As Latvia’s president, Edgars Rinkēvičs, put it recently:

Russia is actively erasing their Ukrainian identity and inflicting unbelievable emotional and psychological damage.

Hundreds of thousands of Russian settlers have simultaneously moved to the occupied regions. Crimean Tatar leaders estimate between 850,000 and 1 million Russians have migrated to Crimea alone since 2014.

This is a direct violation of the Fourth Geneva Convention, which obliges an occupying power not to transfer parts of its own population into a territory it occupies.

The occupation regime is also erasing Ukrainian language and culture. This is consistent with Russian nationalist ideology portraying Ukrainian as a mere dialect of Russian and the Ukrainian nation as a fiction. Putin and others on Russian state television have constantly expounded these myths.

A Russian curriculum has been introduced in more than 900 schools in occupied regions, replacing previous instruction in Ukrainian in some. Hundreds of teachers are believed to have been relocated from Russia.

Amnesty International reports that people risk reprisals for seeking to continue Ukrainian education. Some parents choose to hide their children to avoid them being taken to “re-education” institutions or for adoption in Russia.

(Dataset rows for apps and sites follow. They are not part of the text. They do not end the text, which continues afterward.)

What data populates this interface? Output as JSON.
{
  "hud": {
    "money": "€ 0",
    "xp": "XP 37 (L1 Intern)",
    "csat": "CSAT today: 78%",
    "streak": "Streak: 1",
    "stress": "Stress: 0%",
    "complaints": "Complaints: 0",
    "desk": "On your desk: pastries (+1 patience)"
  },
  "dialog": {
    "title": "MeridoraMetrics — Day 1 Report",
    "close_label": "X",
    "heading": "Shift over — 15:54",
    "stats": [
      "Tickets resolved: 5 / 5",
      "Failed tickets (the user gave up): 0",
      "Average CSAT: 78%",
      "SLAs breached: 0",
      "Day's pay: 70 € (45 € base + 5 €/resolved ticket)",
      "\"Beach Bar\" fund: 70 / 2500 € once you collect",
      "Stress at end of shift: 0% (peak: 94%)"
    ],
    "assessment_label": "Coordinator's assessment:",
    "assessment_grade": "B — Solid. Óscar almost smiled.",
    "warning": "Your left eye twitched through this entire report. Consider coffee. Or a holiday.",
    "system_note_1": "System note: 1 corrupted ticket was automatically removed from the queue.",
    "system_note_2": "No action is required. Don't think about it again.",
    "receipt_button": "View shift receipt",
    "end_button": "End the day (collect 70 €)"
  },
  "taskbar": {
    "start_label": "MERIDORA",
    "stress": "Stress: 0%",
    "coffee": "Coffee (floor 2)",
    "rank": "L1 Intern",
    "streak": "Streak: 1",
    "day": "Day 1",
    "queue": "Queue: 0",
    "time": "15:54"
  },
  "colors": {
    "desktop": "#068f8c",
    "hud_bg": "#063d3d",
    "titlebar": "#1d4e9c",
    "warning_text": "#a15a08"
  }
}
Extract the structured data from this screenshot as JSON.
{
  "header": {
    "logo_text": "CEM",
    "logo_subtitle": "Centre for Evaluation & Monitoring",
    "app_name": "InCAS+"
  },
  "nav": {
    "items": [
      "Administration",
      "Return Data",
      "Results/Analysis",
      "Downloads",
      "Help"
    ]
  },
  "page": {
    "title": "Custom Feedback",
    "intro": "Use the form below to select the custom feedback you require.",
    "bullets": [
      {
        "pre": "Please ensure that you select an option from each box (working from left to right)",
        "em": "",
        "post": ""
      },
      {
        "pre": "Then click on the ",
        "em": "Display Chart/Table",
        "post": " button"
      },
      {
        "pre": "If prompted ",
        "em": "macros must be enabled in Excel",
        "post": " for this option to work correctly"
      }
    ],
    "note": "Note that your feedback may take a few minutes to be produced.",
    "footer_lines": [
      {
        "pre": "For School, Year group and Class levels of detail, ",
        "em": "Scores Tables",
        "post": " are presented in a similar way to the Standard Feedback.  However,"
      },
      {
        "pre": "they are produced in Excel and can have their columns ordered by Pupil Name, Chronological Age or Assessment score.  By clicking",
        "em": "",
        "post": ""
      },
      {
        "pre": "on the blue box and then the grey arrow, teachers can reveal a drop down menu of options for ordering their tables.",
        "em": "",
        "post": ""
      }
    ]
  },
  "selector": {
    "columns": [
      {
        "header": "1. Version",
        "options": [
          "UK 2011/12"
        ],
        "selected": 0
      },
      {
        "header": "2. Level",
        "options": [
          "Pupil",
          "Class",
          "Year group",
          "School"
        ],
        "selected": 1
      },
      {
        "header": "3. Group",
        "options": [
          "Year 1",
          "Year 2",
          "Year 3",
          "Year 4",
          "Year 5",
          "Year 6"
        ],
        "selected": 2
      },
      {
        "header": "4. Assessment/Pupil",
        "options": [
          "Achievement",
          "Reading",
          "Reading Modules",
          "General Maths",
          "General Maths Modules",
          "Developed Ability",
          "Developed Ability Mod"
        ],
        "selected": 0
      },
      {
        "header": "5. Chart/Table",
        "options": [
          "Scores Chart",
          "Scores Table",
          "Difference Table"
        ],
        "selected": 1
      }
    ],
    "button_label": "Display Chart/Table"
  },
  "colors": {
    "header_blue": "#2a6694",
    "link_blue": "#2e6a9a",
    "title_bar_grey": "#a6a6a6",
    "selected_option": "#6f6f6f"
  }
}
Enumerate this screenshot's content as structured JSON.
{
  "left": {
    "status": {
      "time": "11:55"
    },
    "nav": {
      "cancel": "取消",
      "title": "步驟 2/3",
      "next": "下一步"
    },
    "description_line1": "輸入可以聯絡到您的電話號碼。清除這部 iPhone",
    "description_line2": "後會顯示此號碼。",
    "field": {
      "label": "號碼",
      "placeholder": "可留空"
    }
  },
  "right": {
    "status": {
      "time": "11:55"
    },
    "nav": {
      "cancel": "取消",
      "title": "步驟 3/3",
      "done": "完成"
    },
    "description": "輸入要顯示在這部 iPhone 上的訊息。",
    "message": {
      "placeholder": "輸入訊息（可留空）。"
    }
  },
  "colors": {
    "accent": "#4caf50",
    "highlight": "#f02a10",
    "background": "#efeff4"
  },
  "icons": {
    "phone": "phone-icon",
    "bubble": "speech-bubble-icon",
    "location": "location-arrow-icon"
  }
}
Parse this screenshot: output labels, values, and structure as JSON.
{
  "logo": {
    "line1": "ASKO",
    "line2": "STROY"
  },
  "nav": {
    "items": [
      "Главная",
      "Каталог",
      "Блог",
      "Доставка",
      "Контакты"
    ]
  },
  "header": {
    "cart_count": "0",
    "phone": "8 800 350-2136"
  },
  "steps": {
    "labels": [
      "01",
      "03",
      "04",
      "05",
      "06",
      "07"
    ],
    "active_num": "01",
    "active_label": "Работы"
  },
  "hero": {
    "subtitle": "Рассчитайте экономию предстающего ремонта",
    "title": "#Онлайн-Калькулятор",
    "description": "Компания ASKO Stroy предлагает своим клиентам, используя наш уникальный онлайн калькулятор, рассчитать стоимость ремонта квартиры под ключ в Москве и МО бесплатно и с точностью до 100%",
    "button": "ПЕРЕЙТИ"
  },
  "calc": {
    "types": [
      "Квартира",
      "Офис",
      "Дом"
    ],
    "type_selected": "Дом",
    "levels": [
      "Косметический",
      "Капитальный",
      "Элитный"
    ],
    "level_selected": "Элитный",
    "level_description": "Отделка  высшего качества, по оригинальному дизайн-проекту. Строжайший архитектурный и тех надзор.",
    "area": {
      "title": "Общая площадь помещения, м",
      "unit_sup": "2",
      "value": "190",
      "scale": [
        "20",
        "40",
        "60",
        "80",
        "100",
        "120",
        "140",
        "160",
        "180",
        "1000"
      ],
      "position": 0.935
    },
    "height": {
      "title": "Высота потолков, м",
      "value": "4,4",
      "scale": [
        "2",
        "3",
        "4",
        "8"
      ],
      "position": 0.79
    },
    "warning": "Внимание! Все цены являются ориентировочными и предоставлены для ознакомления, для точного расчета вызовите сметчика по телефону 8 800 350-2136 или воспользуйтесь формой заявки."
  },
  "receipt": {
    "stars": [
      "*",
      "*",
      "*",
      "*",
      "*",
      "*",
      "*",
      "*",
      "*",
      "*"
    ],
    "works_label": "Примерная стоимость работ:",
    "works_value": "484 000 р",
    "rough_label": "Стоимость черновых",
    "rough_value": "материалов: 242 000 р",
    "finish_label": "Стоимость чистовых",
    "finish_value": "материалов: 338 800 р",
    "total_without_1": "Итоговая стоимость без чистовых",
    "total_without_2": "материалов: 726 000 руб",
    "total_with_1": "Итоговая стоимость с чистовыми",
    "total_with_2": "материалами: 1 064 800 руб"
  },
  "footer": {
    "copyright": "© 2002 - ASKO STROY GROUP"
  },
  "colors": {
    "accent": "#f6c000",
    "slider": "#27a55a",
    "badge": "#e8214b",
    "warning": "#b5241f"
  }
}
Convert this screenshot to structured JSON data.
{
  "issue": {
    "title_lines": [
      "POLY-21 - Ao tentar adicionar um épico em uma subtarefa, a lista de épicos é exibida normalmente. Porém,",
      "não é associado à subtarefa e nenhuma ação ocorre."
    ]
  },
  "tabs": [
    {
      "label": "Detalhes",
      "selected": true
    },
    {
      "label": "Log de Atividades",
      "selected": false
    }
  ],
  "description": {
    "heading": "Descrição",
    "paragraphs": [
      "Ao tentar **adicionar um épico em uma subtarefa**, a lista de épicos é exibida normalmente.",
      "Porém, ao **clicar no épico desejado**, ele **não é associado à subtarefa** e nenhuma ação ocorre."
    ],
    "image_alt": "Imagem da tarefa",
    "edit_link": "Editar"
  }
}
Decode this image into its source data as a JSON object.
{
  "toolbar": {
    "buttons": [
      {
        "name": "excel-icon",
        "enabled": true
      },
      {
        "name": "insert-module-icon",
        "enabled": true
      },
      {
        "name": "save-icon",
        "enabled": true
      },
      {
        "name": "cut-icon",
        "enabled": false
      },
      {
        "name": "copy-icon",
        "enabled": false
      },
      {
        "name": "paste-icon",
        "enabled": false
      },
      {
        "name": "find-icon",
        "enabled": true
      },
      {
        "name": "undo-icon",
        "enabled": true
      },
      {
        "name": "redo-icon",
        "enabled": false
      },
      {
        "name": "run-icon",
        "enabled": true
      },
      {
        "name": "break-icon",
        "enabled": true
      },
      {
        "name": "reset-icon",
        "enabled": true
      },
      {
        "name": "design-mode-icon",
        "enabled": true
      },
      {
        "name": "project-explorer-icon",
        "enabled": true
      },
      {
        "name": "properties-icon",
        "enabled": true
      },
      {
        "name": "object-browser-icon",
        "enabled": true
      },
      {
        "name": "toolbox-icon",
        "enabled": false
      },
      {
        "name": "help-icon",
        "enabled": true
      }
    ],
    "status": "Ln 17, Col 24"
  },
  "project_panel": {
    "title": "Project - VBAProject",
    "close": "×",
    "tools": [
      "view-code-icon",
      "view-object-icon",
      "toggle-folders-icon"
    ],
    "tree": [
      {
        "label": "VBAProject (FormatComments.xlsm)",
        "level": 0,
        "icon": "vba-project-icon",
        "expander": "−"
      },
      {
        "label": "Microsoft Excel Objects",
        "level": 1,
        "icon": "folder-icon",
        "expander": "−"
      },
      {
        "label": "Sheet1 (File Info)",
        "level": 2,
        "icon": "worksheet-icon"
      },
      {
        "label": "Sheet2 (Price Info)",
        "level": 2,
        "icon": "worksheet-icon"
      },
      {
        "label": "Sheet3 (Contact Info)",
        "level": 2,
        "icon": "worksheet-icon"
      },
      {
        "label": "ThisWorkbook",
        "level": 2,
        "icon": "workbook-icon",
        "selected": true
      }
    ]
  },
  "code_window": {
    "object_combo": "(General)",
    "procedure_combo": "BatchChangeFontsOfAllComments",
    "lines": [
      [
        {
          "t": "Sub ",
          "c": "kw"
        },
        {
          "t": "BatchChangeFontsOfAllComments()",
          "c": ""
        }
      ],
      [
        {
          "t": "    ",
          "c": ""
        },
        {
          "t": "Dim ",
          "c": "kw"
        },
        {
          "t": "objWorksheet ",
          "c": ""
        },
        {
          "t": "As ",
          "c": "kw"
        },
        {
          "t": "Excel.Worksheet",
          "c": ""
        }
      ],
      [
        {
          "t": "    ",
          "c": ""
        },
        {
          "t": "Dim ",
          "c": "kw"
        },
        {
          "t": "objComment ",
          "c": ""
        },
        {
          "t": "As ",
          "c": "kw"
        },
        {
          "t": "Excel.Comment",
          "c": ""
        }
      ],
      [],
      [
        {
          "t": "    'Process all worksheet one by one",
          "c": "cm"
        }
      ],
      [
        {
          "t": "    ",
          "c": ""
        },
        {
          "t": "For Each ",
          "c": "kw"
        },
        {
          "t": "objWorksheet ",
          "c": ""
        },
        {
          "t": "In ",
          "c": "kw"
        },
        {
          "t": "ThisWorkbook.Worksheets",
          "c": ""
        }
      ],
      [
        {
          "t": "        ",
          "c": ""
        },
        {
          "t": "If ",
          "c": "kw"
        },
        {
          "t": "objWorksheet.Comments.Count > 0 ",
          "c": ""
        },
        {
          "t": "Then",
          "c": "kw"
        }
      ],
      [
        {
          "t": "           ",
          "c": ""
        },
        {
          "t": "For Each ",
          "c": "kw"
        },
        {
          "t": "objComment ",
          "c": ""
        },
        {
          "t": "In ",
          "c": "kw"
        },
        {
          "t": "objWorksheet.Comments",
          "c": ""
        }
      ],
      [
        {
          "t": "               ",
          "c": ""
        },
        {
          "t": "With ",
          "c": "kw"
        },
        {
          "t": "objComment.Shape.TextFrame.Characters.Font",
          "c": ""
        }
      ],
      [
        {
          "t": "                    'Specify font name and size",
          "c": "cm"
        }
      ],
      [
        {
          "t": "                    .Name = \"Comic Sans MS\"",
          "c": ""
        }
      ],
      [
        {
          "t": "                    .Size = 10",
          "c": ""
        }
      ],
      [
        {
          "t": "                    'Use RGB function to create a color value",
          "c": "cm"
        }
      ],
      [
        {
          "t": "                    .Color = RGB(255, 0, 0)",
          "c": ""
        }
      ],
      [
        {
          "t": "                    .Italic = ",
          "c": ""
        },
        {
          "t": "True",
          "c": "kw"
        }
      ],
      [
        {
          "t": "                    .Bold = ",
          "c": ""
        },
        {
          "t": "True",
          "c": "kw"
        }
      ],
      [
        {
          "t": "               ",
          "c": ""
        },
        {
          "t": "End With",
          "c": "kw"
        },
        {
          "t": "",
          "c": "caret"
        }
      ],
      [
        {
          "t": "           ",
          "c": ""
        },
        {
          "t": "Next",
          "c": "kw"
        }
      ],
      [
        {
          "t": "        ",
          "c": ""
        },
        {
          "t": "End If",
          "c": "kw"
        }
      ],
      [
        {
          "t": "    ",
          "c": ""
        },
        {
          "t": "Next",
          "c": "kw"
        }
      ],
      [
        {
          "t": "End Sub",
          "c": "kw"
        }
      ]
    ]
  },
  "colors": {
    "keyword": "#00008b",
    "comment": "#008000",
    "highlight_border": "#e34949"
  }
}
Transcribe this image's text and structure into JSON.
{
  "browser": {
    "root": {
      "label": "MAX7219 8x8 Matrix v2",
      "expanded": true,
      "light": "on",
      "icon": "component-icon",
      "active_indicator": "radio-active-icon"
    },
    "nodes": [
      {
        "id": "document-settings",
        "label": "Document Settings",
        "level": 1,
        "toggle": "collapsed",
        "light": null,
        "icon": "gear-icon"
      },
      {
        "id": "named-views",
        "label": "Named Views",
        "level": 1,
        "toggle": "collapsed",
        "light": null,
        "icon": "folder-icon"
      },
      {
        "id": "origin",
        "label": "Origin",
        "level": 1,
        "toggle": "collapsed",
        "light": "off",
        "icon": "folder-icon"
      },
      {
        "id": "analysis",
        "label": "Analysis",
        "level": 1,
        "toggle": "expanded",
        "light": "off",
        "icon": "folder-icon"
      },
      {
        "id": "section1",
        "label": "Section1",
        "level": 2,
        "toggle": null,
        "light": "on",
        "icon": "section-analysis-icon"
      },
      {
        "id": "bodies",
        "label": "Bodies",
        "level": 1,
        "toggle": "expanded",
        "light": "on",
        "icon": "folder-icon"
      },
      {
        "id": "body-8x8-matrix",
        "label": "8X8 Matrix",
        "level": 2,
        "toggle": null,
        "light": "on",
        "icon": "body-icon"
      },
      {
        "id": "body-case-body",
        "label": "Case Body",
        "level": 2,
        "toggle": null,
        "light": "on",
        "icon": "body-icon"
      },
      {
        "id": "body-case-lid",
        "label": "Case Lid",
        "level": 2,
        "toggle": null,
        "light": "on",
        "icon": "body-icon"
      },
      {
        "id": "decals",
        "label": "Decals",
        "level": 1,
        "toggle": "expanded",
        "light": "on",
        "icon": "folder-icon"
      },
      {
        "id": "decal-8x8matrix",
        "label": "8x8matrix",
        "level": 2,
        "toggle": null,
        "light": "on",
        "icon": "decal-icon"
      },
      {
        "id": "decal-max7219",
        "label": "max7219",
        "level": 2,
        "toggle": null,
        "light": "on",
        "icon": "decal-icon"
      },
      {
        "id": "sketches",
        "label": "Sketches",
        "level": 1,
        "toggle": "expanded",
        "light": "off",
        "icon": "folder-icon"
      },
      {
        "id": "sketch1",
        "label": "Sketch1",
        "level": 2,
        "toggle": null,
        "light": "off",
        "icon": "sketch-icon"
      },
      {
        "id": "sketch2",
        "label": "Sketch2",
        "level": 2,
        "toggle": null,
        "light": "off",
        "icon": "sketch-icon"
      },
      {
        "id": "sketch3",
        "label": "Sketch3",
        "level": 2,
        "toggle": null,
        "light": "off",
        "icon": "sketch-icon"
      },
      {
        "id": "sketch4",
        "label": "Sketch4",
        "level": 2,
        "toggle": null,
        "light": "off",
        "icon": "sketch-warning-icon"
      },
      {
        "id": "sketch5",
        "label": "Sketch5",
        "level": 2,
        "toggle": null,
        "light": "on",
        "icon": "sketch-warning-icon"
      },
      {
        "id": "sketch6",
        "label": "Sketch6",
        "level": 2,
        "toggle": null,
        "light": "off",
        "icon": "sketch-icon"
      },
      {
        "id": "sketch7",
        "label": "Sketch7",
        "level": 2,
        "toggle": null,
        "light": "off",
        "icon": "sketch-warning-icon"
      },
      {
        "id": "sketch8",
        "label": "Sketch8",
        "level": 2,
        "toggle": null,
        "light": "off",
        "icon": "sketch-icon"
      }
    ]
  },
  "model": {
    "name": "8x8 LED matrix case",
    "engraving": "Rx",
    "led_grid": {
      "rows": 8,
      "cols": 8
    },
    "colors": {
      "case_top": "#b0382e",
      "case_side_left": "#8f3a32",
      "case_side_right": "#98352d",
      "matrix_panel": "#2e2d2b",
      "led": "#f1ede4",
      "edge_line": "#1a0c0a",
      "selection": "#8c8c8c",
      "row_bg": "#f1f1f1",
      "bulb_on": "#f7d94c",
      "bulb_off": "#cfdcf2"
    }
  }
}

At one school in Kherson, Amnesty reported, security officials ordered a mother to send her 15-year-old son back to school or “a bus will come next week and take [him] to an orphanage in Russia”. A school librarian said she secretly arranged meetings with students to give them Ukrainian books to avoid Russian patrols conducting arbitrary searches.

Ukrainian children attend classes at a kindergarten in a metro station in Kharkiv, Ukraine, in January 2024 where they are protected from Russian rocket attacks against civilian targets.

In addition, many Ukrainian streets and towns have been given new Russian names. For example, in Melitopol, a street named after a Ukrainian political theorist now bears the name of Pavel Sudoplatov, an infamous Stalinist secret agent who later boasted of organising Leon Trotsky’s assassination in Mexico.

To many observers, the erasure of Ukrainian nationhood in the occupied territories and frequent denial of Ukraine’s right to exist is evidence the Russian invasion is genocidal in nature. Some 30 genocide scholars, the Genocide Watch organisation and several national parliaments have supported this assertion.

Whether or not the threshold of genocide has been reached, the invasion constitutes the most egregious land grab of a recognised state’s territory since the second world war, as I have argued elsewhere.

It remains a mystery why some people think the Ukrainians, or the international community, would or should accept this land and its people being traded away in negotiations at the point of a gun.

This article was published by The Conversation.